_Your goal_
The full set of records is to be reproduced verbatim.

━━━━━ Exercise input ━━━━━

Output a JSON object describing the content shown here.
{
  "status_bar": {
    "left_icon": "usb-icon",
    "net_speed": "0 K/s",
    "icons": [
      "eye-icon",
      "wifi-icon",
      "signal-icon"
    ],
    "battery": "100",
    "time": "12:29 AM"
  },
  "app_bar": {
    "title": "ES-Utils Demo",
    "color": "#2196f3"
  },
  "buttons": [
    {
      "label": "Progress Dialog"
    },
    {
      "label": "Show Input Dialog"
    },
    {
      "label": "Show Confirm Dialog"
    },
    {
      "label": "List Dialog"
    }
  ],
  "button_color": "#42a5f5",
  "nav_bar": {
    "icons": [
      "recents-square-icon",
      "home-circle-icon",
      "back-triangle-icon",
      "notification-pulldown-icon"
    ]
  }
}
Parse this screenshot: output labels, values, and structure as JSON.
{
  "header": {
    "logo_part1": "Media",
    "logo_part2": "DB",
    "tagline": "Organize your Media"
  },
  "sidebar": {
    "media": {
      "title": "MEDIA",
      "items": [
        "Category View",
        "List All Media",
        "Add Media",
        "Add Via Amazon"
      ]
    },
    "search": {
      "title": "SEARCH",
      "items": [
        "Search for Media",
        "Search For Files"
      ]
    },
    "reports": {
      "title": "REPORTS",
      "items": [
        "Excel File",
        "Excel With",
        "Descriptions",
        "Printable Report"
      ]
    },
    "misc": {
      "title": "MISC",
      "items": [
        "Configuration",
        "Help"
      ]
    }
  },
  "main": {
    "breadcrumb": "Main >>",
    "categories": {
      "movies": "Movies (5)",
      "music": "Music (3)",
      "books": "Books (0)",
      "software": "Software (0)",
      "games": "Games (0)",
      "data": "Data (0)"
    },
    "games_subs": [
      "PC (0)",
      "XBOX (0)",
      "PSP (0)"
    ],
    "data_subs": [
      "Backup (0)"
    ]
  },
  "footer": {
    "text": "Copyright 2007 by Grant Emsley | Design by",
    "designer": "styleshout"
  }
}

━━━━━

_Answer section_
Output a JSON object describing the content shown here.
{
  "status_bar": {
    "left_icon": "usb-icon",
    "net_speed": "0 K/s",
    "icons": [
      "eye-icon",
      "wifi-icon",
      "signal-icon"
    ],
    "battery": "100",
    "time": "12:29 AM"
  },
  "app_bar": {
    "title": "ES-Utils Demo",
    "color": "#2196f3"
  },
  "buttons": [
    {
      "label": "Progress Dialog"
    },
    {
      "label": "Show Input Dialog"
    },
    {
      "label": "Show Confirm Dialog"
    },
    {
      "label": "List Dialog"
    }
  ],
  "button_color": "#42a5f5",
  "nav_bar": {
    "icons": [
      "recents-square-icon",
      "home-circle-icon",
      "back-triangle-icon",
      "notification-pulldown-icon"
    ]
  }
}
Parse this screenshot: output labels, values, and structure as JSON.
{
  "header": {
    "logo_part1": "Media",
    "logo_part2": "DB",
    "tagline": "Organize your Media"
  },
  "sidebar": {
    "media": {
      "title": "MEDIA",
      "items": [
        "Category View",
        "List All Media",
        "Add Media",
        "Add Via Amazon"
      ]
    },
    "search": {
      "title": "SEARCH",
      "items": [
        "Search for Media",
        "Search For Files"
      ]
    },
    "reports": {
      "title": "REPORTS",
      "items": [
        "Excel File",
        "Excel With",
        "Descriptions",
        "Printable Report"
      ]
    },
    "misc": {
      "title": "MISC",
      "items": [
        "Configuration",
        "Help"
      ]
    }
  },
  "main": {
    "breadcrumb": "Main >>",
    "categories": {
      "movies": "Movies (5)",
      "music": "Music (3)",
      "books": "Books (0)",
      "software": "Software (0)",
      "games": "Games (0)",
      "data": "Data (0)"
    },
    "games_subs": [
      "PC (0)",
      "XBOX (0)",
      "PSP (0)"
    ],
    "data_subs": [
      "Backup (0)"
    ]
  },
  "footer": {
    "text": "Copyright 2007 by Grant Emsley | Design by",
    "designer": "styleshout"
  }
}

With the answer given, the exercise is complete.